Federal Housing Authority loan programs allow borrowers with bad credit or those with limited funds for a down payment to borrow up to 96.5 percent of the value of a home through a mortgage program sponsored by the government. However, the FHA sets the maximum loan amounts and uses the maximum debt ratios based on your income to determine your individual credit limit.
Basics of FHA Loan
The FHA is one of the largest government-sponsored mortgage programs, which aims to keep the housing market moving by making mortgage financing available to homebuyers who cannot get affordable loans with an FHA lender under Housing and Urban Development, FHA provides loans to FHA lenders to offset their risk by providing financing to high-risk borrowers. The main benefits include a lower payment requirement of 3.5 percent of the purchase price, low closing costs, and easier credit rating.
FHA limits ready
To protect its own interests, as well as the interests of lenders and borrowers, the FHA imposes ceilings on the fha loan process in every region of the United States, according to the FHA plus Loan website. Caps are adjusted each year and aim to set maximum amounts of appropriate loans for areas based on relative home values. The FHA plus Loan site notes that the highest limit for a one-unit property in 2009 was $ 729,750. The ceiling was down $ 271,050, which has been applied in many more affordable markets across the country. Consumers can search the HUD website by state and county to find current boundaries for each area.
Another tool used to decide how much you can borrow with an FHA loan is a common debt-to-income ratio. This is a ratio used to compare your monthly debt obligations, including car loan payments, credit cards, and other personal debts, with your gross income. While traditional lenders operate with a common guideline of a maximum ratio of 36 percent, the FHA allows up to 41 percent of your income to go towards debt payments. Similarly, an income-related mortgage establishes a maximum portion of your income, e to go towards a home payment. Banks typically operate with a standard 28 percent income mortgage cap. FHA lenders allow 29 percent. So,
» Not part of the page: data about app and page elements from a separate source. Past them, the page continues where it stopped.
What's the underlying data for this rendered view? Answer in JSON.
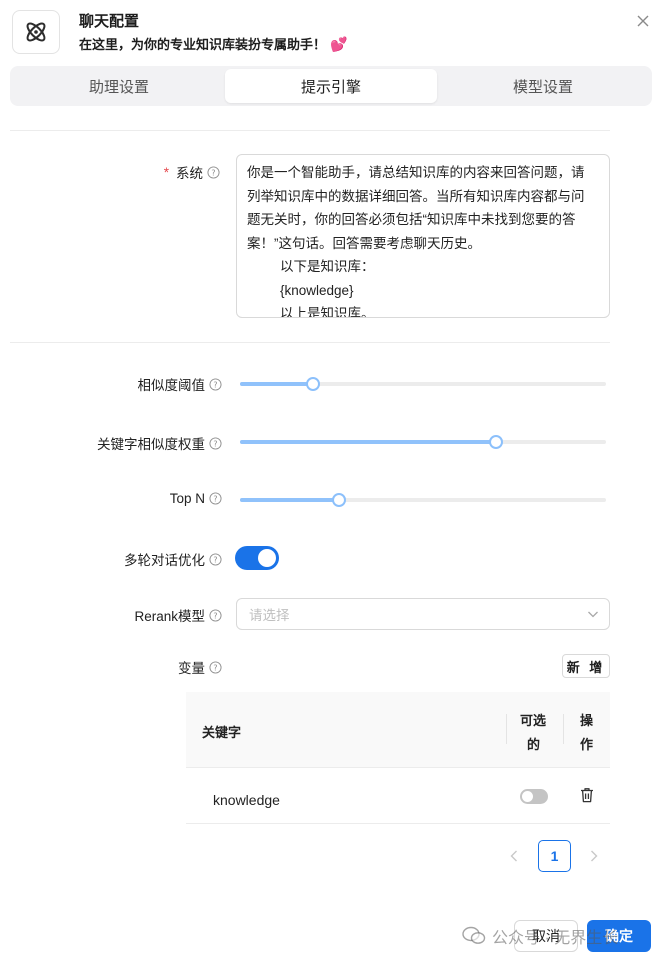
{
  "header": {
    "title": "聊天配置",
    "subtitle": "在这里，为你的专业知识库装扮专属助手！",
    "logo_icon": "atom-icon",
    "heart_icon": "heart-icon",
    "heart_glyph": "💕"
  },
  "tabs": [
    {
      "label": "助理设置",
      "active": false
    },
    {
      "label": "提示引擎",
      "active": true
    },
    {
      "label": "模型设置",
      "active": false
    }
  ],
  "form": {
    "system": {
      "required_mark": "*",
      "label": "系统",
      "lines": [
        "你是一个智能助手，请总结知识库的内容来回答问题，请",
        "列举知识库中的数据详细回答。当所有知识库内容都与问",
        "题无关时，你的回答必须包括“知识库中未找到您要的答",
        "案！”这句话。回答需要考虑聊天历史。"
      ],
      "indented_lines": [
        "以下是知识库：",
        "{knowledge}",
        "以上是知识库。"
      ]
    },
    "similarity_threshold": {
      "label": "相似度阈值",
      "value": 0.2
    },
    "keyword_weight": {
      "label": "关键字相似度权重",
      "value": 0.7
    },
    "top_n": {
      "label": "Top N",
      "value": 0.27
    },
    "multi_turn": {
      "label": "多轮对话优化",
      "enabled": true
    },
    "rerank": {
      "label": "Rerank模型",
      "placeholder": "请选择"
    },
    "variables": {
      "label": "变量",
      "add_button": "新 增",
      "columns": {
        "key": "关键字",
        "optional": [
          "可选",
          "的"
        ],
        "action": [
          "操",
          "作"
        ]
      },
      "rows": [
        {
          "key": "knowledge",
          "optional": false
        }
      ]
    }
  },
  "pagination": {
    "current": "1"
  },
  "footer": {
    "cancel": "取消",
    "ok": "确定"
  },
  "watermark": {
    "text": "公众号 · 无界生长"
  },
  "colors": {
    "accent": "#1a73e8",
    "slider": "#90c2fb",
    "required": "#e5484d"
  }
}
An important consideration in the decision to obtain a loan from the FHA is its mortgage insurance required. This is an insurance that covers your mortgage payments if you involuntarily lose your work and cannot make payments. This requirement is included to protect the lender, the program and you. However, it adds about 1 percent to your monthly mortgage payments, which is a major reason the maximum ratio of debt loads is higher for FHA loans.
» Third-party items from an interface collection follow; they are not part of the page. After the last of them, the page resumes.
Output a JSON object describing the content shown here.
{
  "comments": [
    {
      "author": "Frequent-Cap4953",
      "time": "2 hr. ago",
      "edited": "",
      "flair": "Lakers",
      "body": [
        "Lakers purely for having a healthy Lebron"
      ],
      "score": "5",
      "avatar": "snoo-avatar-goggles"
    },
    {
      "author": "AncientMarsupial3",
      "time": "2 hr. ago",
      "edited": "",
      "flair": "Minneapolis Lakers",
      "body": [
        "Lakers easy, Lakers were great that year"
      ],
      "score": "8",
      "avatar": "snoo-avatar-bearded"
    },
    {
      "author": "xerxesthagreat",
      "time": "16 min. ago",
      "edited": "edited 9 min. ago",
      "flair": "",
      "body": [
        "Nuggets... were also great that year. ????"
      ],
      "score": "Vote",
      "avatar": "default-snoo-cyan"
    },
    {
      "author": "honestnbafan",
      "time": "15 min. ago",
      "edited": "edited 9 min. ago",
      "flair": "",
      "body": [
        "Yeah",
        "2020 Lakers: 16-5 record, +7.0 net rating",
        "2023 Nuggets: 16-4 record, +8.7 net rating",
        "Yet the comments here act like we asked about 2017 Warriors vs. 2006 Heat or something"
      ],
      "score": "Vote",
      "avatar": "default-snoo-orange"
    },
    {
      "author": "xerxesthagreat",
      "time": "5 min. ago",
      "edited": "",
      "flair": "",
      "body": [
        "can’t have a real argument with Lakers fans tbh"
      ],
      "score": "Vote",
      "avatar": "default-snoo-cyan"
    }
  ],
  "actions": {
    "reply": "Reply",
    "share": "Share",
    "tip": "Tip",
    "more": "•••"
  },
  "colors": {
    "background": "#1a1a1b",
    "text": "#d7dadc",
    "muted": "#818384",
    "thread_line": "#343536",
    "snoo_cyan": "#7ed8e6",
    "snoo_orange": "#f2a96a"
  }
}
What should I get back on an FHA Home loan?
An FHA Home loan is a mortgage home loan insured by the FHA. By ensuring the FHA lender against the default of the borrower, the FHA reduces the risk of writing a mortgage. The down payment for an FHA mortgage can be as little as 3 percent for buyers with good credit, compared to the industry standard of 20 percent.
To qualify for an FHA mortgage, you must prove that you have had at least three years of regular income. The source of income is not important as long as it is constant; wages, self-employment income, child support, pensions, seasonal pay, Veterans Administration benefits, Social Security and alimony can all qualify you. Overtime pay and work premiums are acceptable if you can demonstrate that payments have been constant over the three years. You will need documents, such as W-2s, tax returns or social security statements, to confirm your income.
With an FHA loan, the US Department of Housing and Urban Development says that housing costs can be as high as 29 percent of your gross monthly income; with a conventional loan, the limit is usually 28 percent. Housing costs or “Piti” are the main interests and monthly payments on your mortgage, your property taxes and the insurance of your landlord. The higher your income goes towards your PITI, the less you have leftover to cover monthly expenses, which can mean a higher default risk.
Debt to income
Debt versus income is another mortgage standard. To calculate it, the lender combines your monthly debts – credit card bills, alimony, student loan payments, car payments, and others – with your PITI potential; in conventional loans, the total should not be greater than 36 percent of your income. With FHA Mortgage Insurance, your debts can be up to 41 percent of your gross monthly income. To calculate what this figure is, multiply your gross salary by 0.41.
Even the 41 percent figure is not an absolute with an FHA loan. HUD says the FHA will allow for a bigger report if, for example, you have a large down payment, a lot of money in the bank or a net worth so high, you can pay the mortgage no matter what your income East. FHA will also accept a higher ratio if you increase the size of your down payment. If none of these cases, you may have to settle for a smaller mortgage with smaller payments.